Social & Emotional Development

An estimated 6–10 percent of all children develop serious emotional or personality problems at some point. These problems tend to fall into two groups: those characterized by symptoms of extreme anxiety, withdrawal, and fearfulness, on the one hand, and by disobedience, aggression, and destruction of property on the other. Give your child the opportunity to interact with other children and adults in an active environment. Example: mirrors, active play-pretend play games, etc…

Language Linguistic Development

Many definitions of language have been proposed. Words are combined into sentences, this combination answering to that of ideas into thoughts.” Literacy is the key; educators will engage your child in reading and conversations. Example: Language videos and books

Fine Motor Development

Fine motor skills can be defined as small muscle movements: those that occur in the finger, in coordination with the eyes. Teaching fine motor skills requires patience and understanding. Fine motor skills won't develop right away, but with time and practice. All fine motor activities are built upon four important skills. They are grasping objects, reaching out to objects, releasing objects deliberately, and turning the wrist in various directions. The term “skill” denotes a movement that is reasonably complex and the execution of which requires at least a minimal amount of practice. Children benefit from activities that help achieve gross and fine motor control. The following are some activity ideas that can be used in the classroom environment:
• Puzzles with small pieces
• Peg board games
• Painting, drawing, cutting
• Stringing and lacing activities
• Construction and building sets like Bristle Blocks and
• Buttons, snaps, tying, and other fasteners

Gross Motor Development

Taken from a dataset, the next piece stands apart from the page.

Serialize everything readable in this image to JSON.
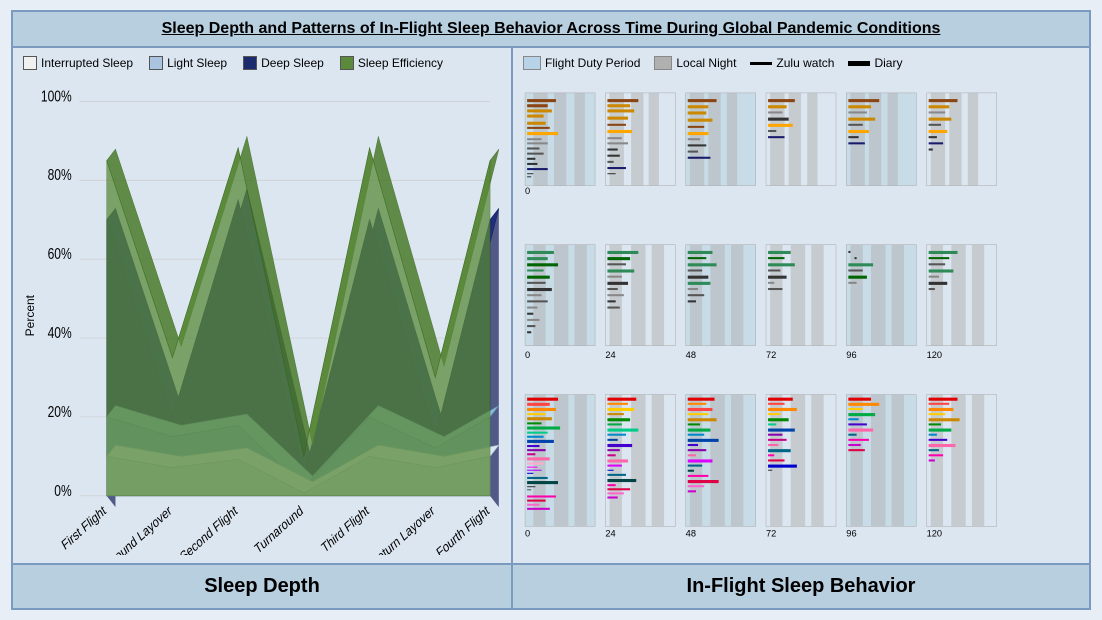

Gross Motor skills involve the larger muscles in the arms, legs and torso. Gross motor activities include walking, running, throwing, lifting, kicking, etc. These skills also relate to body awareness, reaction speed, balance and strength. Gross motor development gives your child the ability to move in a variety of ways, the ability to control their body and helps promote your child's self-esteem. Different gross motor activities make multiple demands beyond muscle movements.
The following are some activity ideas that can be used in the classroom environment:
1. Walk on toes, heels, toes pointed in or out,
2. Animal walks - inch worm, crab walk, bear walk, bunny hop, frog leap, and elephant walk,
3. Kickball, balloon volleyball, basketball,
4. Playground - swings, slides, monkey bars, tire swing,
5. Jumping and hopping patterns - i.e. around obstacles, over things, jumping jacks, and snow angels.